§ THE TASK:
Whenever a line in the records below holds the string "true", copy it out.

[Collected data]
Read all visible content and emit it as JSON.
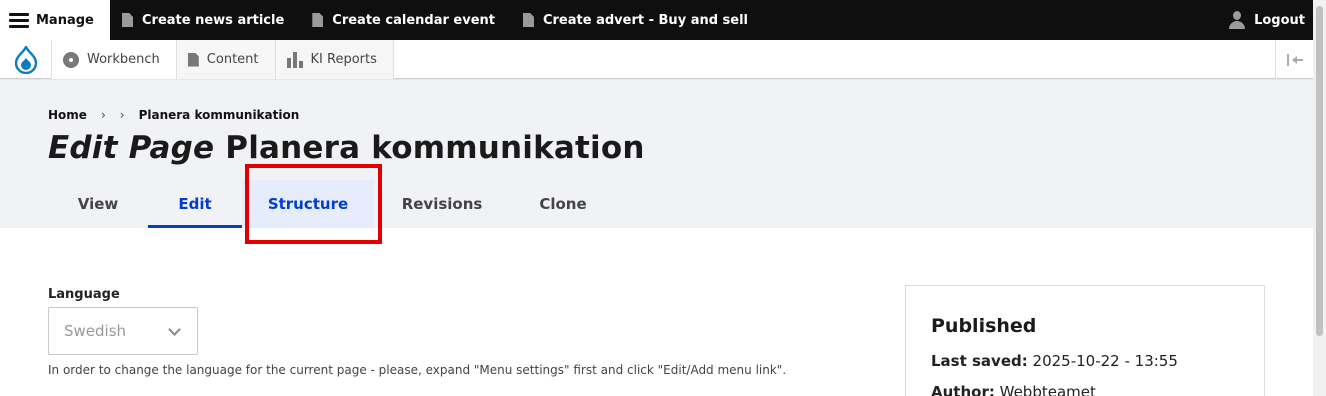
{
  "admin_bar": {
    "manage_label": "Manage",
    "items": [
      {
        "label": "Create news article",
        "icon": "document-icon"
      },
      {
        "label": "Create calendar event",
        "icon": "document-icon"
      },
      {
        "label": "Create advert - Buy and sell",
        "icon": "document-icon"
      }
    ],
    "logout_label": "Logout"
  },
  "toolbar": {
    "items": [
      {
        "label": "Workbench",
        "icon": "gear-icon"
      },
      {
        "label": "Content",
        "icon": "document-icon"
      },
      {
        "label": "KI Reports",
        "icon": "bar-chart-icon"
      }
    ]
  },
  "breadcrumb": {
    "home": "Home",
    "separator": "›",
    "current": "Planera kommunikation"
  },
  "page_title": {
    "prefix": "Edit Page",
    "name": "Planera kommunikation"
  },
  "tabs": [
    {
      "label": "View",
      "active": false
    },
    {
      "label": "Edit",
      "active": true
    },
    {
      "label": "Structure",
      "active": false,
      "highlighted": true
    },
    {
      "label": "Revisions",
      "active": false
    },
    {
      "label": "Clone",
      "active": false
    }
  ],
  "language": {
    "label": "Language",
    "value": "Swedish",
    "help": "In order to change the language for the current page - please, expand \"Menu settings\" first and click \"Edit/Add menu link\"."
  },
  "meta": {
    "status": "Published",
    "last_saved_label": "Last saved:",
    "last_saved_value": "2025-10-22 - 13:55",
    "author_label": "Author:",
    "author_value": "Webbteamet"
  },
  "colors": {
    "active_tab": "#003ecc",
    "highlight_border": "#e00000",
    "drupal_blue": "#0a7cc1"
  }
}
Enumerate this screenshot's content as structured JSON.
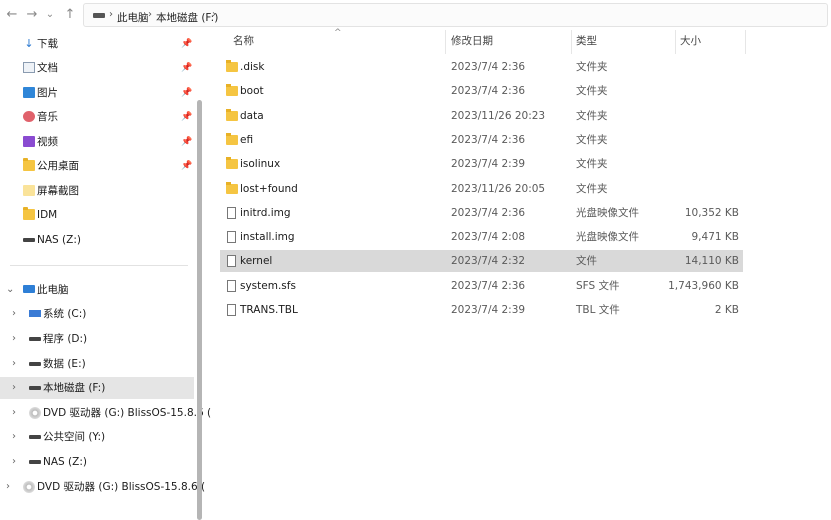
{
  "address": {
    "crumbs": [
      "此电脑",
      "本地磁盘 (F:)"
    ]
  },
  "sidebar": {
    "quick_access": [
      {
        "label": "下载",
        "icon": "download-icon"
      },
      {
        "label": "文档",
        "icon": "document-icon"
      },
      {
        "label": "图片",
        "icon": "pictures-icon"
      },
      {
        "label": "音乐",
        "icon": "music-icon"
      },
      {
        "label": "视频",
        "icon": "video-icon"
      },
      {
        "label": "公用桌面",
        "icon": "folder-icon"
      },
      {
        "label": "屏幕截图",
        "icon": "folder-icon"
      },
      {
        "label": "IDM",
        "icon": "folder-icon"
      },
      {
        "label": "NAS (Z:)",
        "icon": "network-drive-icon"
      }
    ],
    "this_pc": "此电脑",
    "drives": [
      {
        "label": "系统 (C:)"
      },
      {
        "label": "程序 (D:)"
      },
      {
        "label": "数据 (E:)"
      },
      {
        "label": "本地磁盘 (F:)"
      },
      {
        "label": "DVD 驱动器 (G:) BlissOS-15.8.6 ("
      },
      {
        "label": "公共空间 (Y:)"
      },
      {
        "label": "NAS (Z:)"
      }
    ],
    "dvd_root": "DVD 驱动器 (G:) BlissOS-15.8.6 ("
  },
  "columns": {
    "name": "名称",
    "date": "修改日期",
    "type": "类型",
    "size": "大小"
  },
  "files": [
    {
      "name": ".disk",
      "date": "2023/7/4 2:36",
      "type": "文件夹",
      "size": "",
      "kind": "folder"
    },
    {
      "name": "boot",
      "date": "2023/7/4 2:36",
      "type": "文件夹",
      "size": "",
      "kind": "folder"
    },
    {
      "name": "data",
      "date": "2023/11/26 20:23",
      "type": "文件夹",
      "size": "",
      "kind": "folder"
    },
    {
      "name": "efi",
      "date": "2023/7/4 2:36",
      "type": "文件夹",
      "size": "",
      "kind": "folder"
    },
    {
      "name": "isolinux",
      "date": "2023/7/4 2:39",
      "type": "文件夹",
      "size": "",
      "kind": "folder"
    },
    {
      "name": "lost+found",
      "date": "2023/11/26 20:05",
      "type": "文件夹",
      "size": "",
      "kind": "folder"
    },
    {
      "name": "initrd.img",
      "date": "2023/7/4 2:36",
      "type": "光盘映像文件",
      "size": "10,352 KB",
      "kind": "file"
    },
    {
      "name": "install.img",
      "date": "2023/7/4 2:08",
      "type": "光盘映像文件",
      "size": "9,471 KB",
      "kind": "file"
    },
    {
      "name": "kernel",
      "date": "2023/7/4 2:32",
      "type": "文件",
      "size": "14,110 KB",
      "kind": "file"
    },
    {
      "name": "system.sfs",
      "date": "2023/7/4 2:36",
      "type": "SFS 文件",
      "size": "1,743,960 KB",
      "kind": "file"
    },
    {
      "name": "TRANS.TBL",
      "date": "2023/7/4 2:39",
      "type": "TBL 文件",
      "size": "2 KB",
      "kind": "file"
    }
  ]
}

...

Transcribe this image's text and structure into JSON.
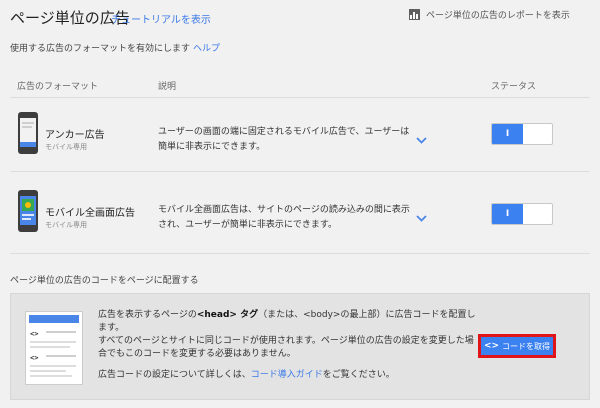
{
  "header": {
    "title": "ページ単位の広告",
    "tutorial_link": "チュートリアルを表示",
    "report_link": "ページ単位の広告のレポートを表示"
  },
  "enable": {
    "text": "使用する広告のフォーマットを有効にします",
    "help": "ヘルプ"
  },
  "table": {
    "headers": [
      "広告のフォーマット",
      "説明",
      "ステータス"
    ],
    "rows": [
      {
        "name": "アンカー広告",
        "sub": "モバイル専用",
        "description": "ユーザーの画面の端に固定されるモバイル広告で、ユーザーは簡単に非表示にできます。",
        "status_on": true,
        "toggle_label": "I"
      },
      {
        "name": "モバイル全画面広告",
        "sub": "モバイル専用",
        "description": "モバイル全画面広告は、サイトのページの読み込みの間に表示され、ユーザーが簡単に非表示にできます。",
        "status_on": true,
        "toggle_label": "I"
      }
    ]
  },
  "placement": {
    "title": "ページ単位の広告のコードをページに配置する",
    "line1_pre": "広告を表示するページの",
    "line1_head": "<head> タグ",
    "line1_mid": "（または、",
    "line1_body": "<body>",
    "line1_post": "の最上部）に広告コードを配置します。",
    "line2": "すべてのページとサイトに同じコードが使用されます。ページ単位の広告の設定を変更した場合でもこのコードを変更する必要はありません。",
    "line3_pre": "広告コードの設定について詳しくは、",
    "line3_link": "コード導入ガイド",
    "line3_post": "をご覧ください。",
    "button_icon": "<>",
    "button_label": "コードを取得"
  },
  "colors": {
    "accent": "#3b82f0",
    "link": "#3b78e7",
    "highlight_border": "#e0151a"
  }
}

§ RESPONSE TO THIS TASK:
      "active": true
      "highlighted": true
        "status_on": true,
        "status_on": true,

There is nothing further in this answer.